Under this regime of treatment the patient usually recovers in a few days, and if he is willing to continue colonic irrigations once or twice a week for an indefinite time and to have his diet adjusted to his physical needs, the absolute cure of chronic appendicitis is always certain.

Of course, there are always exceptions to this rule and sometimes I meet patients that must be referred to the surgeon for the removal of the offending organ.

These principles and this form of physical treatments with some modifications to meet the individual need of each patient can be applied satisfactorily and successfully in the treatment of numerous acute and chronic disorders, such as cholecystitis, renal colic and pyelitis, gastric and duodenal ulcers and even cancer of the digestive system may be treated successfully in this manner. Of course, it is understood that the diet must be adjusted to meet the individual need and condition of each patient.

In conclusion I wish to make the suggestion that even a homoeopathic physician could increase his armamentarium and curative facilities if he would be willing to investigate and study the technique and therapeutic value of some of our simpler physical treatments. Most of us do not appreciate what we could do with our hands and the therapeutic value they possess.

We may smile at osteopathy; we may ridicule and condemn chiropractic, and we many think that massage and medical gymnastics have no real value except that of a little “soothing rubbing”; but in maintaining such an attitude we may not only lose a great many patients but fail to make use of all the good useful and harmless means that a good conscientious and all- around physician should have at his disposal.

Of course, in this society of the I.H.A. there may be some who are such perfect masters of homoeopathic prescribing that they do not need the assistance of any other means in treating and curing their patients; but the great rank and file of honest and hard working homoeopathic physicians may not always be able to find the absolute similar remedy and they would be greatly assisted by adding a few physiotherapy apparatus to their office equipment.

NEW YORK, N.Y.

DISCUSSION.

DR. BRYANT: The reason I was particularly anxious to have Dr. Almfelt prepare a paper was due to some articles I had read by Kovac. Kovac probably has the best book on physiotherapy on the market today. He made the statement that you are not treating disease locally as such, but that these treatments had a specific effect upon the autonomic nervous system and did a great deal to create a balance in the autonomic nervous system, which I think is quite evident from Dr. Almfelt’s paper.
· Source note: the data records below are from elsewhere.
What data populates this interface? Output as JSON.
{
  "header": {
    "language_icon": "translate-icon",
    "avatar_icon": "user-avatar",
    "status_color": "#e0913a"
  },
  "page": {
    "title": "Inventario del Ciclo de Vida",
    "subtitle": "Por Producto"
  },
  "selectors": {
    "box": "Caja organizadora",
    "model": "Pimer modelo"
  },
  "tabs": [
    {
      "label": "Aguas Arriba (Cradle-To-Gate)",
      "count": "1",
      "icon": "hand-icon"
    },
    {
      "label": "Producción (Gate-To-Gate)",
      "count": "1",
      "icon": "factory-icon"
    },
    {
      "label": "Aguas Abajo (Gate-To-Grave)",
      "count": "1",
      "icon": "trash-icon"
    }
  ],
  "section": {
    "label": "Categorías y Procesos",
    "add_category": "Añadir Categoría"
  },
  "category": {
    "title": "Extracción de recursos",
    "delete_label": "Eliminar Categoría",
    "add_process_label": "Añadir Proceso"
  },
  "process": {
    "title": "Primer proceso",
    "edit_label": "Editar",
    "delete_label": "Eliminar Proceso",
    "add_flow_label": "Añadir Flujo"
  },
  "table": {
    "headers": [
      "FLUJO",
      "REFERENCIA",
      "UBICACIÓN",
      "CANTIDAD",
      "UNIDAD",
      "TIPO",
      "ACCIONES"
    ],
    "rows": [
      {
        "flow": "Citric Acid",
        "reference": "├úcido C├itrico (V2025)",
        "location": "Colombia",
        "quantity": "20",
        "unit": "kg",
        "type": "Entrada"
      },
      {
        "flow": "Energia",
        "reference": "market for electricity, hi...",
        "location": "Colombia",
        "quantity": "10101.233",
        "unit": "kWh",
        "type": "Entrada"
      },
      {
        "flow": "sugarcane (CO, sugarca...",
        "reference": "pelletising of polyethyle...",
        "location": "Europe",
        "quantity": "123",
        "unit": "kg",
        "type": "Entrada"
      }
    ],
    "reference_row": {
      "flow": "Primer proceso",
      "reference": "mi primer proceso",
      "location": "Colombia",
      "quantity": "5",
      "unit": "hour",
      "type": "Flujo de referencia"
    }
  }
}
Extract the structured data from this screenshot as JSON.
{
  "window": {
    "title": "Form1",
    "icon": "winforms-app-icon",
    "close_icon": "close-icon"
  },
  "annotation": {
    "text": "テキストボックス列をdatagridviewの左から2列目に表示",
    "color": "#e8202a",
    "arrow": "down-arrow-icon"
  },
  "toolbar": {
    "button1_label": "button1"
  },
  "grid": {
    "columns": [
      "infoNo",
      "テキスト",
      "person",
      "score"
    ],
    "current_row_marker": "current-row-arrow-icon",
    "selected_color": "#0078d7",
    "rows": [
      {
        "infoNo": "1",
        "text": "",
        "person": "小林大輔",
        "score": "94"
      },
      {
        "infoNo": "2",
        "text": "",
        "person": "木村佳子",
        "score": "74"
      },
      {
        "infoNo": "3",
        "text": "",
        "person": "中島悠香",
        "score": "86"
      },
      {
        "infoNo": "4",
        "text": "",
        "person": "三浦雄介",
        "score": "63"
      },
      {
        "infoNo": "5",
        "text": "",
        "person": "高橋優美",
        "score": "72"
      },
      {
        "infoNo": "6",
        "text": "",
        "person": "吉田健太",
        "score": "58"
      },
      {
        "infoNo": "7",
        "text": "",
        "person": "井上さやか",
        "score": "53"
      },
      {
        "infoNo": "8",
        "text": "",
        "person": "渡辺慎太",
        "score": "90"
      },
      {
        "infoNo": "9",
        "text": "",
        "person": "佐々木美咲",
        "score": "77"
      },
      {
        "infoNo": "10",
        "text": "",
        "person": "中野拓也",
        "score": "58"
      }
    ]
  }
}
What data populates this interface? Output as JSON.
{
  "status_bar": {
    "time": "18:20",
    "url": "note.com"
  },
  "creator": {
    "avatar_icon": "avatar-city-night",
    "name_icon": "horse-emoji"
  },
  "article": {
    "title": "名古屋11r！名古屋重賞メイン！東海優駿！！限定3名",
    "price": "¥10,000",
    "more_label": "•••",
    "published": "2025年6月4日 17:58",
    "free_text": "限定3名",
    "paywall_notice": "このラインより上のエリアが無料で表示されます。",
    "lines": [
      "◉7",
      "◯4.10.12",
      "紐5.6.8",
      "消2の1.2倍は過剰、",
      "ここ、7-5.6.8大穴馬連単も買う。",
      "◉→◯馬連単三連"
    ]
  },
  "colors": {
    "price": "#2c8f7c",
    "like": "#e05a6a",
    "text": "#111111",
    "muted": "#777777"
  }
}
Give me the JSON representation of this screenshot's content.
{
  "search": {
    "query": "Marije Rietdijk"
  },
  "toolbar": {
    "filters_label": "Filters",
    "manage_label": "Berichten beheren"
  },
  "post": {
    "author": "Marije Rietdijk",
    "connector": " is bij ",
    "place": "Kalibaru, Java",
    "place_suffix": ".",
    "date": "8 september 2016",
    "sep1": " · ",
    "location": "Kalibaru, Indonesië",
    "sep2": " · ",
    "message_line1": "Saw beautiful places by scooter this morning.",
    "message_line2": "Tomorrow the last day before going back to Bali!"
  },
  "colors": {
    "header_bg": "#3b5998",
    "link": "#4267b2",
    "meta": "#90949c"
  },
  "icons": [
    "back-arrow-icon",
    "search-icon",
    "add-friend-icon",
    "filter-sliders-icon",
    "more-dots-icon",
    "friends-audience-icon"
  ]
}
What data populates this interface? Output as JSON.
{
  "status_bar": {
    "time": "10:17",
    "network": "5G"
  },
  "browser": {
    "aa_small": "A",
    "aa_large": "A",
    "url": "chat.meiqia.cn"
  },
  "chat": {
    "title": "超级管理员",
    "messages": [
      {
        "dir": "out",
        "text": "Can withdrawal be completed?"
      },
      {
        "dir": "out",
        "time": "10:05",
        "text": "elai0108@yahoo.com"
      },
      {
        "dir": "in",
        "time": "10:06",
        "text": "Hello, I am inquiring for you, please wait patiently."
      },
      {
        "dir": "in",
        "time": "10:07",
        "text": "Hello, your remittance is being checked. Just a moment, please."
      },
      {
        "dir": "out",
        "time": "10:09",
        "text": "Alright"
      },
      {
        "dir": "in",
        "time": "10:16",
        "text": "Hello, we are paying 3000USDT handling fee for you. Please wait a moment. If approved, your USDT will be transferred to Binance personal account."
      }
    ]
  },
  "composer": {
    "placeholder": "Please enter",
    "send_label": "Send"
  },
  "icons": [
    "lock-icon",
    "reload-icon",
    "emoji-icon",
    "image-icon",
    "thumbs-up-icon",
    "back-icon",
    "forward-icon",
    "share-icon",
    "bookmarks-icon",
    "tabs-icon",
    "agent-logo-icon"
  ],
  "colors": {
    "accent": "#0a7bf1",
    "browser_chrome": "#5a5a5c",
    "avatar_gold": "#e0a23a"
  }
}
DR. KAPLOWE: Dr. Almfelt has very well presented a more or less difficult subject–difficult when we view it in the light that it is sometimes hard to reconcile homoeopathy and physiotherapy and, I might even say, other therapy.

Even though Dr. Almfelt considers himself a physiotherapist, the typical physiotherapist looking upon himself more or less as a treater of disease by mechanics, Dr. Almfelt goes further than that and realizes that even though the human body functions as a mechanical apparatus, it nevertheless is governed by a dynamic or vital force which rules supreme, in the words of Hahnemann. When a physiotherapist has that conception, he cannot go wrong.

Dr. Almfelt, what remedies have you used mainly in cases where there is gangrenous appendicitis with local peritonitis?.

DR. ALMFELT: I haven’t had any such cases for a good many years. I do not think I would attempt to treat them. I would turn them over to the surgeon. They would be a little bit too dangerous. The remedy would be whatever the symptoms would indicate.

I am basically a homoeopathic physician; please don’t forget that, gentlemen. I am not trying to be a physiotherapist, I only use it as an adjunct in a practice that deals largely with chronic disease.

DR. WAFFENSMITH: Looking back, I think we will agree that had the medical profession take cognizance of homoeopathy, also the various forms of physical therapy, and incorporated them in the college curriculum, many difficulties would have been avoided, which may lead to the ultimate disruption of the medical profession as we understand it today.

Gustavus A. Almfelt
Gustavus A. Almfelt, MD